Farmers are largely banking on the Paycheck Protection Program in the wake of the pandemic-induced economic downturn, which could provide farmers a maximum loan amount of $20,833. It's still to be seen how far down the newly passed relief bill's benefits will trickle; the last round of efforts did not reach small farms.
Making changes to reduce future climate risks
Beyond the hodgepodge of emergency financial assistance options, these farmers see their only remaining choices are to prepare for the future — to do everything possible to ensure it doesn't happen again, or at least mitigate their risk for significant damage.
As climate change makes extreme weather events like this more common, farmers are scrambling to find a solution to ensure their farm's longevity.
But preparing for resilience measures now is a significant Catch-22. "I am looking at how to build resilience into the farm, but . . . as a young business owner and a young farmer, it's just so hard to access capital, it's hard to get the farm going," Hume said.
McGeary thinks one of the answers lies within better soil management. "The [impacts of] severe storms, the droughts, can certainly significantly be mitigated by healthy soils," McGeary said.
Better soil management through regenerative agriculture practices and no-till farming have been shown to help curb climate change.
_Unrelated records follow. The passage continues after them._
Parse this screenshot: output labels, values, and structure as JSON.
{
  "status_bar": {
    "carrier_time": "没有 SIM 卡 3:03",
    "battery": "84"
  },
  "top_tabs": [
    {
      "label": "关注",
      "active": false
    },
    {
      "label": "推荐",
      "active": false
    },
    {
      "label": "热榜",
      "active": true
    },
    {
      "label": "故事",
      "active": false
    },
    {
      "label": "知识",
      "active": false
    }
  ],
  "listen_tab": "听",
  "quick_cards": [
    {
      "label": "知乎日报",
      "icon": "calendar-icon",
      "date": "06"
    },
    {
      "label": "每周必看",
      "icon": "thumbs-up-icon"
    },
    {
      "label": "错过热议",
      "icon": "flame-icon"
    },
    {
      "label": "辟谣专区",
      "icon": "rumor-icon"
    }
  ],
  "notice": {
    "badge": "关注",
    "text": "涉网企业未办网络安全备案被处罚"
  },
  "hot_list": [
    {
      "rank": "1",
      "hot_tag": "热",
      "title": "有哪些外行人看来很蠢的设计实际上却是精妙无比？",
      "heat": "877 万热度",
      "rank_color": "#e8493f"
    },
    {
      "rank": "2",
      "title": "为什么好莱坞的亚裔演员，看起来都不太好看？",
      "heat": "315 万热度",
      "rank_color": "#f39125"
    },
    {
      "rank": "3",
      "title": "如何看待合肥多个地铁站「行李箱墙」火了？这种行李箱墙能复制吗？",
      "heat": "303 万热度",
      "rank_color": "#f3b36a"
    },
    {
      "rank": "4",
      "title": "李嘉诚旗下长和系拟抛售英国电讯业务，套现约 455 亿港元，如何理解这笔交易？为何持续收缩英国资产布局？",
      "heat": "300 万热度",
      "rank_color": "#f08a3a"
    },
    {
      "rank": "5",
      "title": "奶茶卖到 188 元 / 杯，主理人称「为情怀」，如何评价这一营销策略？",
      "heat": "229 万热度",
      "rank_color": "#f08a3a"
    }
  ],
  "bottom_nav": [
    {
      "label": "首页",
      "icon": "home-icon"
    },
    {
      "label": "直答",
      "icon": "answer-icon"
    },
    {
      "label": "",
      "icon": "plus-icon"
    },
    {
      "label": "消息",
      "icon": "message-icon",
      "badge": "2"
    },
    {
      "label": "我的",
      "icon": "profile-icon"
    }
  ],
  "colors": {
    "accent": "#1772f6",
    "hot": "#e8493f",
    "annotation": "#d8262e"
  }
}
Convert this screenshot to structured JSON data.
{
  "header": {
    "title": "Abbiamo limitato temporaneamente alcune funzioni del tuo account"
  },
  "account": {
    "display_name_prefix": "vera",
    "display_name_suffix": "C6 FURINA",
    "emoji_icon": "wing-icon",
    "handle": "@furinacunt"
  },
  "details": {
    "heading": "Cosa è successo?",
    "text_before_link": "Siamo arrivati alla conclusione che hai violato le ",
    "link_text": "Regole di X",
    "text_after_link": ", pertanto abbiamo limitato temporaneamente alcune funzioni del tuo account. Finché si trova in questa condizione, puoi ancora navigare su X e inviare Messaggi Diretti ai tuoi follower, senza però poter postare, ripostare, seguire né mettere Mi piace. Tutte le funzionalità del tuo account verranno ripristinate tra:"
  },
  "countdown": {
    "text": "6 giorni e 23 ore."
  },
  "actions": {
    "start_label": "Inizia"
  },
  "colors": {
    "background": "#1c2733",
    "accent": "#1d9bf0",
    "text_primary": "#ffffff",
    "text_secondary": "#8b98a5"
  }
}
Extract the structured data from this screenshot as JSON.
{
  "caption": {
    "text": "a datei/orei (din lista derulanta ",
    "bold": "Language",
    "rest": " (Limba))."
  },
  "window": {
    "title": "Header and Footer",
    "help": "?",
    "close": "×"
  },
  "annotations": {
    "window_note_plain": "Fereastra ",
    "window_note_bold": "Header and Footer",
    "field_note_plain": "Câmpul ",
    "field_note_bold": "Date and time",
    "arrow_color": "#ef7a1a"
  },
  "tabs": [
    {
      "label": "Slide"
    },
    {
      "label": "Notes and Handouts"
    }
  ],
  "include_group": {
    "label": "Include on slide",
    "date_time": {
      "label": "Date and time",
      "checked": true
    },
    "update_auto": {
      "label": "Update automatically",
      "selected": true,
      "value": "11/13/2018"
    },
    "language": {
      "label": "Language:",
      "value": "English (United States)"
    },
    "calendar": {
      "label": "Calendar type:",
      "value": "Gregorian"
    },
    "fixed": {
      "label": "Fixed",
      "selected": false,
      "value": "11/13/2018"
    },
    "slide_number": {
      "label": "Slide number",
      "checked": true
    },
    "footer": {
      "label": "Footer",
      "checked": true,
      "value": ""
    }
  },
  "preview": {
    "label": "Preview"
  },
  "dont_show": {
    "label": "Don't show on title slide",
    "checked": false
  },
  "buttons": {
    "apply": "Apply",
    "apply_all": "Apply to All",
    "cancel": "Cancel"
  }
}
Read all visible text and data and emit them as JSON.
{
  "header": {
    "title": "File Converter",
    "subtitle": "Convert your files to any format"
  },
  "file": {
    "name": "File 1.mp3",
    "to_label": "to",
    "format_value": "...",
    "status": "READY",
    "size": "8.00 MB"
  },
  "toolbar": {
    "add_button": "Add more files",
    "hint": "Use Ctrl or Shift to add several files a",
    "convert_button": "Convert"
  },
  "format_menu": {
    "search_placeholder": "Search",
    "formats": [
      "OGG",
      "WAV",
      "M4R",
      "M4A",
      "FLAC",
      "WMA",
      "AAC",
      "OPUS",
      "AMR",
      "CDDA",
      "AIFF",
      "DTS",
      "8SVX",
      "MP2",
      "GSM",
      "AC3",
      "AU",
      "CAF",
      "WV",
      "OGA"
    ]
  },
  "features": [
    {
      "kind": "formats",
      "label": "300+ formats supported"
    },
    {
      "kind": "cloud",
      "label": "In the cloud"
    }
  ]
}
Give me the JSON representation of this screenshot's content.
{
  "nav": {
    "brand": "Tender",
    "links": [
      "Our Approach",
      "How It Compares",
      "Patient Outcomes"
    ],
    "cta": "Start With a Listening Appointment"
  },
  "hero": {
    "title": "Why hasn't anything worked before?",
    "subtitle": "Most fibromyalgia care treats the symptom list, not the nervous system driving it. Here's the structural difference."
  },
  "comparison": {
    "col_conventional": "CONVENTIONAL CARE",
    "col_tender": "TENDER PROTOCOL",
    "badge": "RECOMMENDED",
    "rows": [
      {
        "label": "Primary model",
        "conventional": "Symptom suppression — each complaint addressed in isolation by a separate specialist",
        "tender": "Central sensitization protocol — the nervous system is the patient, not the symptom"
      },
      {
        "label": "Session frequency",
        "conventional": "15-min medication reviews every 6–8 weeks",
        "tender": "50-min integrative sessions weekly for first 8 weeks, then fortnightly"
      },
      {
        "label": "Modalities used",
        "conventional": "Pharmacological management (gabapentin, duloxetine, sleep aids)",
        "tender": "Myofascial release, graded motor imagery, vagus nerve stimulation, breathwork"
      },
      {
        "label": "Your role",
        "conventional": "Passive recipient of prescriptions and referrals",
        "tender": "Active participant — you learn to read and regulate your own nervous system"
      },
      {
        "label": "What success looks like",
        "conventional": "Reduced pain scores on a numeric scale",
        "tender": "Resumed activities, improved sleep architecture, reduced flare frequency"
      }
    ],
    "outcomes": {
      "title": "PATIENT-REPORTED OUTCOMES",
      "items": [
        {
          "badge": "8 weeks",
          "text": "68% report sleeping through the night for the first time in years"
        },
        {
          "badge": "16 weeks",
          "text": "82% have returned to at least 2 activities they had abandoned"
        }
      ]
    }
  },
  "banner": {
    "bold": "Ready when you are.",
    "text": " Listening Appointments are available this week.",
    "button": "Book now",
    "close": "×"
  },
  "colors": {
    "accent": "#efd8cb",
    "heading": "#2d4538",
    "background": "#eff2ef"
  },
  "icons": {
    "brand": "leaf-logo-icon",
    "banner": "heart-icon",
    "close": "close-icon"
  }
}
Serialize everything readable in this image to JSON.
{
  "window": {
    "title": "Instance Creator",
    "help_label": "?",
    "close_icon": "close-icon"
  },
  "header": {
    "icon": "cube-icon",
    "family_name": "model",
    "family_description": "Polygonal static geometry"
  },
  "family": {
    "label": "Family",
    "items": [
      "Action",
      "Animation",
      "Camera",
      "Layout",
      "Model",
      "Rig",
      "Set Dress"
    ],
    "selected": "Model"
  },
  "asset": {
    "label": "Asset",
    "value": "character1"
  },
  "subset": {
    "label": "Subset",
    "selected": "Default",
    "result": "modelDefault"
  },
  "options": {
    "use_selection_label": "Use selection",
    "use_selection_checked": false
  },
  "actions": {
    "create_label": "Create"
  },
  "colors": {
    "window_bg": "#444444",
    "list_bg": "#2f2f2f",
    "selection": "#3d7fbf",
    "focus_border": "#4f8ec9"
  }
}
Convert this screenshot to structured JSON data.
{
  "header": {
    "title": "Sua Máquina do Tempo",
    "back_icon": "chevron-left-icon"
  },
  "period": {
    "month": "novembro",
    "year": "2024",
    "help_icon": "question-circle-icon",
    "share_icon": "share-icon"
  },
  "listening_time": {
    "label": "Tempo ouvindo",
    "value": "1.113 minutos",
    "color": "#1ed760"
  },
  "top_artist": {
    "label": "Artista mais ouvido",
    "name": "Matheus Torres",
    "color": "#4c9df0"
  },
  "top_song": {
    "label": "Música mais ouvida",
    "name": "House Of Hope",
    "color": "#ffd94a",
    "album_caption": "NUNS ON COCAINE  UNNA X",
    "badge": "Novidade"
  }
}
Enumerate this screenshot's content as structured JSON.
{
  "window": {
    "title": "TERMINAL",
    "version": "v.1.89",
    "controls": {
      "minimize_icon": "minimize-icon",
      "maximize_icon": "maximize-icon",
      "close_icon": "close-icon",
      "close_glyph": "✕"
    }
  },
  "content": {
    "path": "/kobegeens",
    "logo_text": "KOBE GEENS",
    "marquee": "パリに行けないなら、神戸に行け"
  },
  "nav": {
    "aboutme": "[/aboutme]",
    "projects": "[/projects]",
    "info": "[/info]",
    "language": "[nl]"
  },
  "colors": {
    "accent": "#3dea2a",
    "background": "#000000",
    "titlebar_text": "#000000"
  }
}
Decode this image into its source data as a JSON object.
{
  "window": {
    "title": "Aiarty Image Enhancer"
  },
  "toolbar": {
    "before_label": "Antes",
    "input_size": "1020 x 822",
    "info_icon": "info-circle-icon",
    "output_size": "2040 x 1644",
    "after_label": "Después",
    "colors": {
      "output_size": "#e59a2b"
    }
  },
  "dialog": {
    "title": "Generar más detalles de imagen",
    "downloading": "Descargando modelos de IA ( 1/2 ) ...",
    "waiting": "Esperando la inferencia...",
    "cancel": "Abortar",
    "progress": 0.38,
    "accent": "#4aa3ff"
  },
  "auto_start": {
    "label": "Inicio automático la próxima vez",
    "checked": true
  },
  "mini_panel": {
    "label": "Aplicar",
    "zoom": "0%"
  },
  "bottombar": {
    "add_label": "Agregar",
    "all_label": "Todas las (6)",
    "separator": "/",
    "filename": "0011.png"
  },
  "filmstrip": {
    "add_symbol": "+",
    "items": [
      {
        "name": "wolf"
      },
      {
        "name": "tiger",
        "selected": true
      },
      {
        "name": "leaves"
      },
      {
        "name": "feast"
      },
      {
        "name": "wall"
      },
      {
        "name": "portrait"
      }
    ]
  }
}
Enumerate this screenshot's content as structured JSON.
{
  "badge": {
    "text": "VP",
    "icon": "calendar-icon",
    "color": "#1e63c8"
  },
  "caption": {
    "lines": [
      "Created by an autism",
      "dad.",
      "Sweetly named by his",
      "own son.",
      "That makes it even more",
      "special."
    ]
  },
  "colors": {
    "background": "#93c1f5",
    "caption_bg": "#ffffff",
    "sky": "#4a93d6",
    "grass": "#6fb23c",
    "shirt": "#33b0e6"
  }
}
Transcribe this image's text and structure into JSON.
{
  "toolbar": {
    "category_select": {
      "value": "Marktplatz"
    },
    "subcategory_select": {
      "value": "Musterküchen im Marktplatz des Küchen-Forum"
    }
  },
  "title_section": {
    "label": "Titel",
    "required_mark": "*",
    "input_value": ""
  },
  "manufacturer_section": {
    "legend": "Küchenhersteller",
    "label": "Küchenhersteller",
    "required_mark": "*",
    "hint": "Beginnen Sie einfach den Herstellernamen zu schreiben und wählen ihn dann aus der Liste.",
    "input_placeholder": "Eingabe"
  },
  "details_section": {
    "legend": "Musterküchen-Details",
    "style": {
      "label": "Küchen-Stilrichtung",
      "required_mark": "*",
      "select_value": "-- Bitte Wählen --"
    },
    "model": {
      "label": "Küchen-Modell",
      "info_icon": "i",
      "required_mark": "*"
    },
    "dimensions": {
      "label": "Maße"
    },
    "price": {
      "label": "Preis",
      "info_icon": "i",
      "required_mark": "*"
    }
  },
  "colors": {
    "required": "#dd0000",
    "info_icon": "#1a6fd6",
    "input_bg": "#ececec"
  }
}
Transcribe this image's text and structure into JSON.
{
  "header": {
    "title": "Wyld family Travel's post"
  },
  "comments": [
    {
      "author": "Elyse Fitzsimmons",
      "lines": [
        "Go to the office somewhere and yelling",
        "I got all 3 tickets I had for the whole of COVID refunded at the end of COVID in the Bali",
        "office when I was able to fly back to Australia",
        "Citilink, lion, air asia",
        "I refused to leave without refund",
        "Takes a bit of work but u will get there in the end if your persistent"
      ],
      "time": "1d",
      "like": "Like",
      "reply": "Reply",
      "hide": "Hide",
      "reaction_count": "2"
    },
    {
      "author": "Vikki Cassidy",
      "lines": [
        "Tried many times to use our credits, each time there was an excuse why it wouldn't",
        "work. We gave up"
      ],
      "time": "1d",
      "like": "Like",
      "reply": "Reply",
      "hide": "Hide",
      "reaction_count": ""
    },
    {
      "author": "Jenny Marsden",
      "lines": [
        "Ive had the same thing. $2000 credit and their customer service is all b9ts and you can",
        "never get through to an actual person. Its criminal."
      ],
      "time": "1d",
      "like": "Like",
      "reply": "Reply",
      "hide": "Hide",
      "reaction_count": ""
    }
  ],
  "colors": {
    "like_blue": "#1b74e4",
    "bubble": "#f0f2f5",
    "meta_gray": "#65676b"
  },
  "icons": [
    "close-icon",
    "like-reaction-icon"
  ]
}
Minimized soil disturbance builds a more natural decomposition process that helps sequester carbon.
"We need regenerative methods that build these healthy soils, these biologically active soils. By doing so we can mitigate climate change. Not just on the farms, but more broadly because it sequesters carbon," McGeary says.
The state's failure to provide a systemic solution leaves farmers to their own devices. For example, Hume suggested that farmers building a seed and transplant safety net for themselves.
A few months back, she planted more transplants than she needed on the farm with the intention of selling them. But when the freeze wiped out her mature crops, she needed to use the extra starts to replant the farm. "That was very serendipitous, but I've learned that may be a good plan for resilience in the future."
Mueller says becoming more resilient in the face of extreme weather will require an investment in infrastructure. "There are a couple of things we are already fixing to do. One of those is building insulated structures to protect the wells, and even insulating the pipes themselves . . . Another might be digging our irrigation deeper," she says.
Farmers across the state see the freeze as a wake up call: They need to prepare for a future of climate change-fueled extreme weather. Whether or not the politicians in the state capitol got the same message is yet to be seen.